BEGIN STUDY MATERIAL

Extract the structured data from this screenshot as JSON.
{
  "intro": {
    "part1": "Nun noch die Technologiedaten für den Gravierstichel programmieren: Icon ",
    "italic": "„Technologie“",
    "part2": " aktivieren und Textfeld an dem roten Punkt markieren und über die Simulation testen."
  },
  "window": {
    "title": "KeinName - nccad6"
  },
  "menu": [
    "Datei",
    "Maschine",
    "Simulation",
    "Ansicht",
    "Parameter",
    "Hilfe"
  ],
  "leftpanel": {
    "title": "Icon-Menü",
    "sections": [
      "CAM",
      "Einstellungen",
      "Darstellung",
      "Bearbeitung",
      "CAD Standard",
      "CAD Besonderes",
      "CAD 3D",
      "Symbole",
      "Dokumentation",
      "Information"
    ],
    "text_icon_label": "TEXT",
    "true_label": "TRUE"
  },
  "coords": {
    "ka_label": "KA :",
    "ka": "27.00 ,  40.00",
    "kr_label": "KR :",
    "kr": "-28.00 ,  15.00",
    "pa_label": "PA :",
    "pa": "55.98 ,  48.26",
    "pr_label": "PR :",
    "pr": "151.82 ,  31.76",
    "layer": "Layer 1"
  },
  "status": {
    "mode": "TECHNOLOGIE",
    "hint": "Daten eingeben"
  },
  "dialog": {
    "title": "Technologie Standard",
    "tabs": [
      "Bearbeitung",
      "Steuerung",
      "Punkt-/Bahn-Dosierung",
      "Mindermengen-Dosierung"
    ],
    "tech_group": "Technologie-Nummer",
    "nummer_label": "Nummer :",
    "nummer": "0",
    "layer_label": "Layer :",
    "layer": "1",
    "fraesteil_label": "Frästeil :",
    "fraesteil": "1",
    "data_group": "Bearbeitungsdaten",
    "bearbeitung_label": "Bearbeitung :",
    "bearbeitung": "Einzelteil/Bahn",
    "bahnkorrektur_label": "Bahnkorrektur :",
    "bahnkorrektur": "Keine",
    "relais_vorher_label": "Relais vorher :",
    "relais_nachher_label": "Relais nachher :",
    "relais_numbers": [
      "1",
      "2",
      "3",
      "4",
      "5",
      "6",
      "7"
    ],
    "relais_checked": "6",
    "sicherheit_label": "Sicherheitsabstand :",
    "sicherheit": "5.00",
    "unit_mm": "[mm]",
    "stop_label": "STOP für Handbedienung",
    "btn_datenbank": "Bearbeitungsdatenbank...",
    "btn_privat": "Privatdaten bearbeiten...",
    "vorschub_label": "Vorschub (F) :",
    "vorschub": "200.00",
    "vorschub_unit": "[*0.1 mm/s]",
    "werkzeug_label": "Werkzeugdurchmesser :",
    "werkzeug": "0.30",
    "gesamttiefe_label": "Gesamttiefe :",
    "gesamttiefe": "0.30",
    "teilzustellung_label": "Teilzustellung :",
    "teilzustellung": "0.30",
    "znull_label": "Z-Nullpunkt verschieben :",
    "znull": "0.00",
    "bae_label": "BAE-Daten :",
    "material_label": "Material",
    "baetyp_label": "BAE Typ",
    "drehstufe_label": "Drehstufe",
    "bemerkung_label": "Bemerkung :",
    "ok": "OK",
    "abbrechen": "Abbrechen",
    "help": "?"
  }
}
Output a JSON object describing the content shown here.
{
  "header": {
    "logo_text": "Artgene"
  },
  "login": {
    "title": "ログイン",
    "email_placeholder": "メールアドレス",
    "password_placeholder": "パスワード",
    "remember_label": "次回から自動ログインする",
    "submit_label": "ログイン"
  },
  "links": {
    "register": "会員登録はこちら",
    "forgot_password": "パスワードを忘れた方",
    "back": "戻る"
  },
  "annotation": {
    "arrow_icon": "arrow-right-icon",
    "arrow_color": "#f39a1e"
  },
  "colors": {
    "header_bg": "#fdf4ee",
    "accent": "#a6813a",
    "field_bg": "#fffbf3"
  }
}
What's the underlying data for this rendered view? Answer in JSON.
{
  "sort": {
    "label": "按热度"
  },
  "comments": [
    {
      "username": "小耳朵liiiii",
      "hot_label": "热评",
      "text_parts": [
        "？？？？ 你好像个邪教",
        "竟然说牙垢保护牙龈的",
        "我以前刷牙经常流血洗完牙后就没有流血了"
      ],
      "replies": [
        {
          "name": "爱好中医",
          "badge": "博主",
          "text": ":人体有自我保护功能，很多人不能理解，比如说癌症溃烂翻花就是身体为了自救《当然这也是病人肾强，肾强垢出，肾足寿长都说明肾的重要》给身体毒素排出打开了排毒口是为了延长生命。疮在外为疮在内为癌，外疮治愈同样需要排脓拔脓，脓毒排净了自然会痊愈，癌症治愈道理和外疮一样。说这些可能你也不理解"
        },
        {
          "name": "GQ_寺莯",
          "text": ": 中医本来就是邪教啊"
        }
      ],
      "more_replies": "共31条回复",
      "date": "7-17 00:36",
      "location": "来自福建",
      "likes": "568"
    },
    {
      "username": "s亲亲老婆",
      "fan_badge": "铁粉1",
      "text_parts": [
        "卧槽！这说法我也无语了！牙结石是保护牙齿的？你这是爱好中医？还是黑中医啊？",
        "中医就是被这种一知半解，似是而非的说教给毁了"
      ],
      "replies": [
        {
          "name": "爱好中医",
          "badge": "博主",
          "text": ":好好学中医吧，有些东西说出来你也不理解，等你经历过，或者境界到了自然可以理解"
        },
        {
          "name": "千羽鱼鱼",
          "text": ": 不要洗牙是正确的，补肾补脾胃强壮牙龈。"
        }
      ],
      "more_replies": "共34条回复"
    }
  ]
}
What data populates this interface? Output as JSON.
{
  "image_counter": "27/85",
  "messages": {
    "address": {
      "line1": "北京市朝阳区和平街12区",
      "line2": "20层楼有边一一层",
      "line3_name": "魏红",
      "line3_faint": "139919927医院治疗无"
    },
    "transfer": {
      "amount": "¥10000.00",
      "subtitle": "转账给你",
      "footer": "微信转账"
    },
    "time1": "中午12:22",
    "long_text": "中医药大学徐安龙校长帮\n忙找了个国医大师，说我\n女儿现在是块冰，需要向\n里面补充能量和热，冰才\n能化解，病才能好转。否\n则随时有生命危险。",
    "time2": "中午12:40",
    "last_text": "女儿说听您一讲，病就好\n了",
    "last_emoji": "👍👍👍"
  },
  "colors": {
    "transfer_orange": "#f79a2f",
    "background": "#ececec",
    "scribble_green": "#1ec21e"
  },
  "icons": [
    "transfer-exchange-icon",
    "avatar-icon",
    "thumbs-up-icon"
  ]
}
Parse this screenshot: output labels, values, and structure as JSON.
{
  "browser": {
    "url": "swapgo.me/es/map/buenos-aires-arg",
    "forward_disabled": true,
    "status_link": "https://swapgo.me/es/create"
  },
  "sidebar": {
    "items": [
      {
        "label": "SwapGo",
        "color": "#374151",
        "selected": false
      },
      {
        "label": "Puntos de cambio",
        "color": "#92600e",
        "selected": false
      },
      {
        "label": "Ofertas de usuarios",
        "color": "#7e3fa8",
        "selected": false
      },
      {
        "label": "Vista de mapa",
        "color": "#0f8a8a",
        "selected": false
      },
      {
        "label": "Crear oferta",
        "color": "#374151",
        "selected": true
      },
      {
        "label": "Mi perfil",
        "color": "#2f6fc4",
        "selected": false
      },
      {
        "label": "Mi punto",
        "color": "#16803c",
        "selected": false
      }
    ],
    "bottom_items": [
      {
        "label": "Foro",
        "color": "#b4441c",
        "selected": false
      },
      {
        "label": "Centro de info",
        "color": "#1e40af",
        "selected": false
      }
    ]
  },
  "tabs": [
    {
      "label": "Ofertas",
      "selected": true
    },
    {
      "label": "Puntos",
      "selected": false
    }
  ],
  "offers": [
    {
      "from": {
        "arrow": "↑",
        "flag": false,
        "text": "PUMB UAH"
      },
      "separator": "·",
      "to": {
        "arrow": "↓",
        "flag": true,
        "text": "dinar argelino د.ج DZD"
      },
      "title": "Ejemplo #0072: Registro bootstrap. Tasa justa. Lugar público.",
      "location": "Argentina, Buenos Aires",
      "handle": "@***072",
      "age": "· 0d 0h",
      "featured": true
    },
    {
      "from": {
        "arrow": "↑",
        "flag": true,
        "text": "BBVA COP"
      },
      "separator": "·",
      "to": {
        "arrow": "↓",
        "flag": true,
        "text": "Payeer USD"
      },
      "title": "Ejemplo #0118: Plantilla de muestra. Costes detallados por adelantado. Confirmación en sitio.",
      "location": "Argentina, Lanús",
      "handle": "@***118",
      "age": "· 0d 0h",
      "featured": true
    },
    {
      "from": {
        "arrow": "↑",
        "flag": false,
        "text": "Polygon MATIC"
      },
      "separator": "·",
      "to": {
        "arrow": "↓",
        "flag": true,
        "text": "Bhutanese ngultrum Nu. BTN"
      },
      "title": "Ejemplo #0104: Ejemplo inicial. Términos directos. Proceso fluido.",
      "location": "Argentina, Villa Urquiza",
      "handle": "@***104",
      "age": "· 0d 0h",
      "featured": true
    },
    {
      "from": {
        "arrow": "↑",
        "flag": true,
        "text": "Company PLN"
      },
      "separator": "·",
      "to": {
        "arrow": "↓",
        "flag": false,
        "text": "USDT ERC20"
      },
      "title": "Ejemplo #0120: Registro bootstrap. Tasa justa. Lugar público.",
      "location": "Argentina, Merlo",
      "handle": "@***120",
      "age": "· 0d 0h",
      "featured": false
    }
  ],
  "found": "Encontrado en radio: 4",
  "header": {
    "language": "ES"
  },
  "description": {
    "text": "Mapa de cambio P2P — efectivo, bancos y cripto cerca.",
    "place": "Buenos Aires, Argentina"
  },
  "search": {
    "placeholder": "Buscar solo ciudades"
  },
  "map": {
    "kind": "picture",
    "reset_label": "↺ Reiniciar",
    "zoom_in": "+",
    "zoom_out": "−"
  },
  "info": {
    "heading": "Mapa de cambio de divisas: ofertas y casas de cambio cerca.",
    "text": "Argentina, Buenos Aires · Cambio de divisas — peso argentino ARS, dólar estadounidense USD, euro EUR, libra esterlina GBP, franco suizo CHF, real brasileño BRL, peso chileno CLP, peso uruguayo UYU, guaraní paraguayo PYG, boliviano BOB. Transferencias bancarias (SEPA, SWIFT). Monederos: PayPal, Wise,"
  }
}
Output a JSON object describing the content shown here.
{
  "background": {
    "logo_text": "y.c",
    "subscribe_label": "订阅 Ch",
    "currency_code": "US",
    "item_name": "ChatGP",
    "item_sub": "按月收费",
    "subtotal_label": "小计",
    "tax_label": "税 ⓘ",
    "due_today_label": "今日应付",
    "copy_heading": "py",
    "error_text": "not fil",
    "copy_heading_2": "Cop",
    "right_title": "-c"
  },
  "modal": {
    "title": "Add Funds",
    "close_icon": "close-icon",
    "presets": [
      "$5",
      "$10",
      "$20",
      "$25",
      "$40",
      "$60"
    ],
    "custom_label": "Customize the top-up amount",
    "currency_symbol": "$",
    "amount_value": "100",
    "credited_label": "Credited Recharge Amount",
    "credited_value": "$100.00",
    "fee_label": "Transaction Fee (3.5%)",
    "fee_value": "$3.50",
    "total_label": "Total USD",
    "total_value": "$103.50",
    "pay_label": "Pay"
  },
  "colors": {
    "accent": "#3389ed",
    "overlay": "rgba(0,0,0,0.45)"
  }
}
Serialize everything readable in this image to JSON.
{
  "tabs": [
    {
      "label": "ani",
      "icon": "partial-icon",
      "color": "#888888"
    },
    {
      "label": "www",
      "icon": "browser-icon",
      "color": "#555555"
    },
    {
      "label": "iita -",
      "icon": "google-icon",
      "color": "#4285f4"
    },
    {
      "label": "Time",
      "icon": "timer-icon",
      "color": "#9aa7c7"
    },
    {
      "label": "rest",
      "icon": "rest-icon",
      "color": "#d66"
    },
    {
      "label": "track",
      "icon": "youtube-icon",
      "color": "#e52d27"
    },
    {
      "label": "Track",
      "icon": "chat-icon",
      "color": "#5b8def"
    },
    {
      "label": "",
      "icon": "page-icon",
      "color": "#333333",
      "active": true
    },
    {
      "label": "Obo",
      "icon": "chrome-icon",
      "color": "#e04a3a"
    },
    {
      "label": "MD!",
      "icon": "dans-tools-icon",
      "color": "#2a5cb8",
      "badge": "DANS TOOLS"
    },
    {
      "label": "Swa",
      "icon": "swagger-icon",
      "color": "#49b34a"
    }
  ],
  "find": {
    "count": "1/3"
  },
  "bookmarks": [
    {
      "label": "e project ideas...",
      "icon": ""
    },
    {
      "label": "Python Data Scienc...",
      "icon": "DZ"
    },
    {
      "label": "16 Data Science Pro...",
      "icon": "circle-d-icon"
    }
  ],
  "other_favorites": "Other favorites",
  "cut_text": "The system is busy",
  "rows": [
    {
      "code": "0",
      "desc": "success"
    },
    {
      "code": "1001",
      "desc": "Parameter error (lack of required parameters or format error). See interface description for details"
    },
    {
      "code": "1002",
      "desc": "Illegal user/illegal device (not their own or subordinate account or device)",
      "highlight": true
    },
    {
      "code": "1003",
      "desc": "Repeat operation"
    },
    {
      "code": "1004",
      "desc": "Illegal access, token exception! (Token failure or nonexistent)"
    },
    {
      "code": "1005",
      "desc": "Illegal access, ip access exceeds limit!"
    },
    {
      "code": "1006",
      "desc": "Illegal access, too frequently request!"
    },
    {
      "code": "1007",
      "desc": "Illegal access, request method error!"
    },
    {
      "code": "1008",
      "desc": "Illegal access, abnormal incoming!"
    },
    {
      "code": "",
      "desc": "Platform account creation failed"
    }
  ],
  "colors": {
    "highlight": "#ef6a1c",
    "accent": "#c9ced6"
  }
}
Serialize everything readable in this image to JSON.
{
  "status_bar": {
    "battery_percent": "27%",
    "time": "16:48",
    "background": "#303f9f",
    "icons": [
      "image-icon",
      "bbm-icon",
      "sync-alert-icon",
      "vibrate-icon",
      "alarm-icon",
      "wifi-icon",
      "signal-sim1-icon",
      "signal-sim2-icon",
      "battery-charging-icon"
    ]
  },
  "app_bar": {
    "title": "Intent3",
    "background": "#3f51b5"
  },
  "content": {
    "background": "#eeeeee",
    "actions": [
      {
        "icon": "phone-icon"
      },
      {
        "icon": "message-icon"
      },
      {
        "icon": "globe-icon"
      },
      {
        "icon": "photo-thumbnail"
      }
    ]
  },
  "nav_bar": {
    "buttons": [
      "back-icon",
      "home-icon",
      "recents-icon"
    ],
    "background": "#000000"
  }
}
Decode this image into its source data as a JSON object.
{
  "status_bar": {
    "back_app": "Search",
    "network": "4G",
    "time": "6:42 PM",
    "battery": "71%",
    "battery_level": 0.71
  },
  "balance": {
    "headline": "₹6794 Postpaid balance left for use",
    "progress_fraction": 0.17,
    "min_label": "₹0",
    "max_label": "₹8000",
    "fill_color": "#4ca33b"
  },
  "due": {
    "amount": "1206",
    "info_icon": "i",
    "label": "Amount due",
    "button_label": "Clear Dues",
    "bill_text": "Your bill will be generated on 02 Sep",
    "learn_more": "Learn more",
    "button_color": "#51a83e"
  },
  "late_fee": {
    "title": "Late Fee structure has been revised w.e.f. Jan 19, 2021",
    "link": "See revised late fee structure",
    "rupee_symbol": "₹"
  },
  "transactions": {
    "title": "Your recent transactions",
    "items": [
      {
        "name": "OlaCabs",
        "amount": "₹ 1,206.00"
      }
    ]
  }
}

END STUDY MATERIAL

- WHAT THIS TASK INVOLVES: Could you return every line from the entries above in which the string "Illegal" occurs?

- OUTPUT:
      "desc": "Illegal user/illegal device (not their own or subordinate account or device)",
      "desc": "Illegal access, token exception! (Token failure or nonexistent)"
      "desc": "Illegal access, ip access exceeds limit!"
      "desc": "Illegal access, too frequently request!"
      "desc": "Illegal access, request method error!"
      "desc": "Illegal access, abnormal incoming!"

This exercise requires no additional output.